■ Exercise brief:
Your task is to filter the data below down to the lines holding "hier".

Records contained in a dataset
◆ ◆ ◆ ◆ ◆ ◆ ◆

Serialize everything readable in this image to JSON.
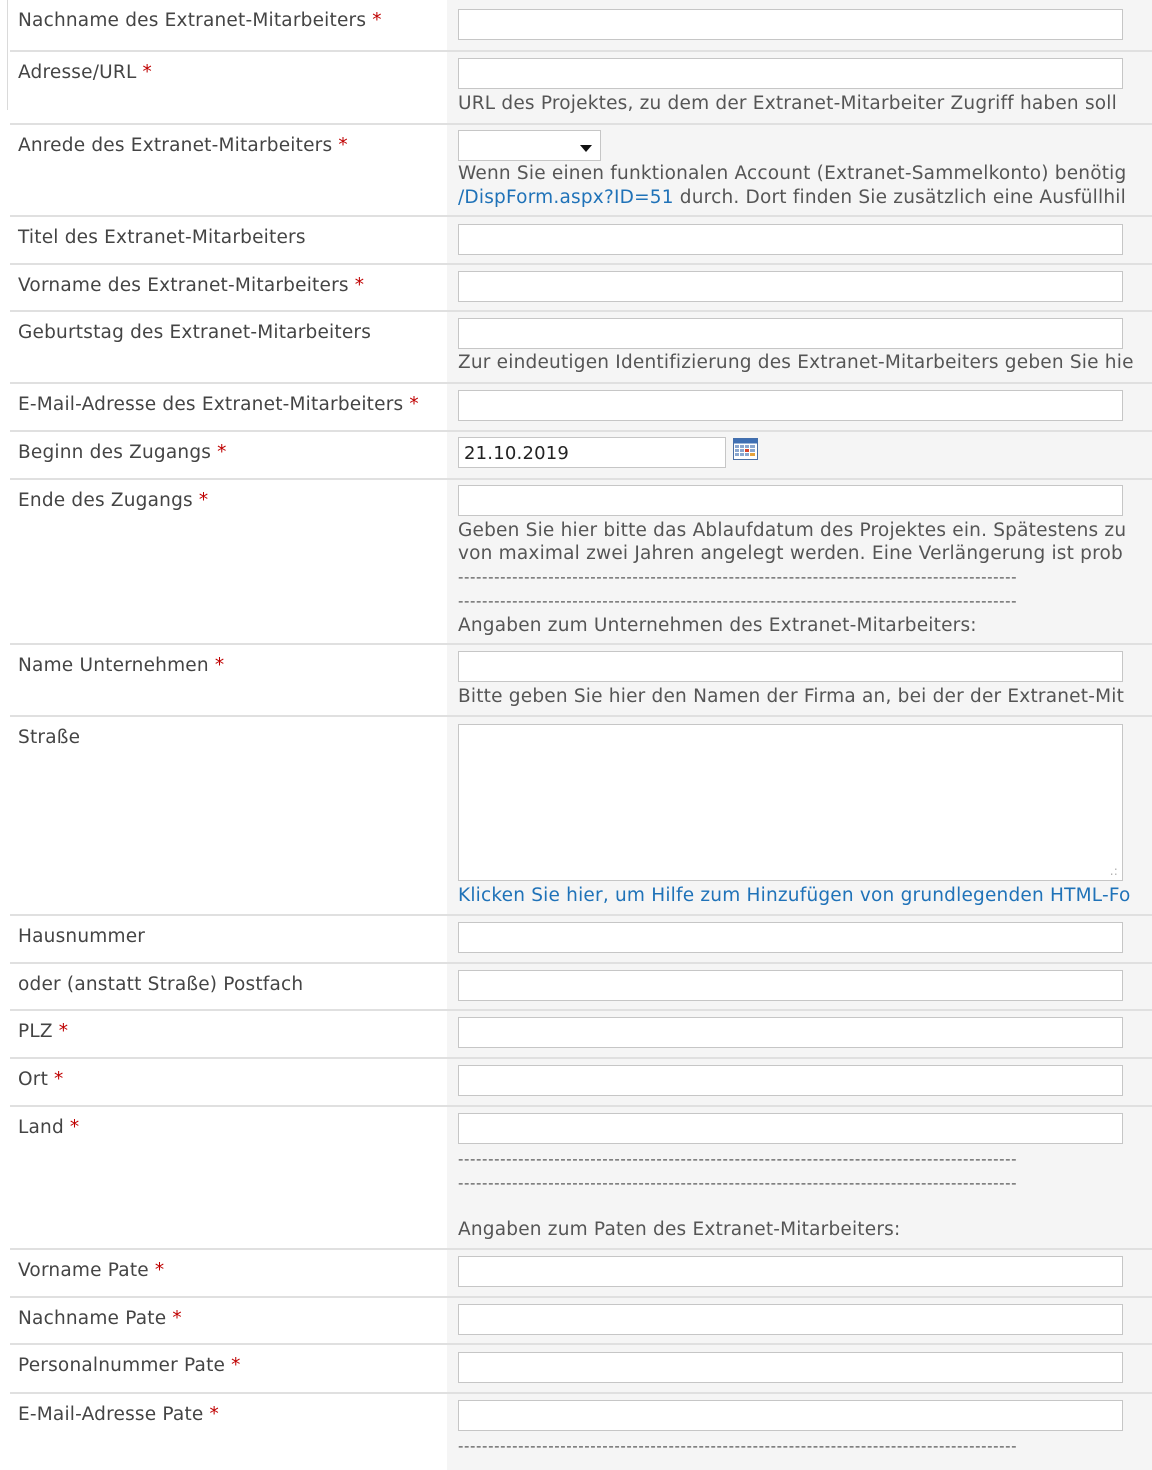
{
  "required_marker": "*",
  "fields": {
    "nachname": {
      "label": "Nachname des Extranet-Mitarbeiters"
    },
    "adresse": {
      "label": "Adresse/URL",
      "hint": "URL des Projektes, zu dem der Extranet-Mitarbeiter Zugriff haben soll"
    },
    "anrede": {
      "label": "Anrede des Extranet-Mitarbeiters",
      "selected": "",
      "hint_line1": "Wenn Sie einen funktionalen Account (Extranet-Sammelkonto) benötig",
      "hint_link": "/DispForm.aspx?ID=51",
      "hint_line2": " durch. Dort finden Sie zusätzlich eine Ausfüllhil"
    },
    "titel": {
      "label": "Titel des Extranet-Mitarbeiters"
    },
    "vorname": {
      "label": "Vorname des Extranet-Mitarbeiters"
    },
    "geburtstag": {
      "label": "Geburtstag des Extranet-Mitarbeiters",
      "hint": "Zur eindeutigen Identifizierung des Extranet-Mitarbeiters geben Sie hie"
    },
    "email": {
      "label": "E-Mail-Adresse des Extranet-Mitarbeiters"
    },
    "beginn": {
      "label": "Beginn des Zugangs",
      "value": "21.10.2019",
      "icon": "calendar-icon"
    },
    "ende": {
      "label": "Ende des Zugangs",
      "hint_line1": "Geben Sie hier bitte das Ablaufdatum des Projektes ein. Spätestens zu",
      "hint_line2": "von maximal zwei Jahren angelegt werden. Eine Verlängerung ist prob",
      "separator": "---------------------------------------------------------------------------------------------",
      "section_title": "Angaben zum Unternehmen des Extranet-Mitarbeiters:"
    },
    "unternehmen": {
      "label": "Name Unternehmen",
      "hint": "Bitte geben Sie hier den Namen der Firma an, bei der der Extranet-Mit"
    },
    "strasse": {
      "label": "Straße",
      "help_link": "Klicken Sie hier, um Hilfe zum Hinzufügen von grundlegenden HTML-Fo"
    },
    "hausnummer": {
      "label": "Hausnummer"
    },
    "postfach": {
      "label": "oder (anstatt Straße) Postfach"
    },
    "plz": {
      "label": "PLZ"
    },
    "ort": {
      "label": "Ort"
    },
    "land": {
      "label": "Land",
      "separator": "---------------------------------------------------------------------------------------------",
      "section_title": "Angaben zum Paten des Extranet-Mitarbeiters:"
    },
    "vorname_pate": {
      "label": "Vorname Pate"
    },
    "nachname_pate": {
      "label": "Nachname Pate"
    },
    "personalnummer_pate": {
      "label": "Personalnummer Pate"
    },
    "email_pate": {
      "label": "E-Mail-Adresse Pate",
      "separator": "---------------------------------------------------------------------------------------------"
    }
  },
  "colors": {
    "required": "#bf0000",
    "link": "#1f72b8",
    "value_column_bg": "#f5f5f5",
    "row_border": "#e0e0e0"
  }
}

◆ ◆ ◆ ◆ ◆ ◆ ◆

■ Response for this exercise:
      "hint_line1": "Geben Sie hier bitte das Ablaufdatum des Projektes ein. Spätestens zu",
      "hint": "Bitte geben Sie hier den Namen der Firma an, bei der der Extranet-Mit"
      "help_link": "Klicken Sie hier, um Hilfe zum Hinzufügen von grundlegenden HTML-Fo"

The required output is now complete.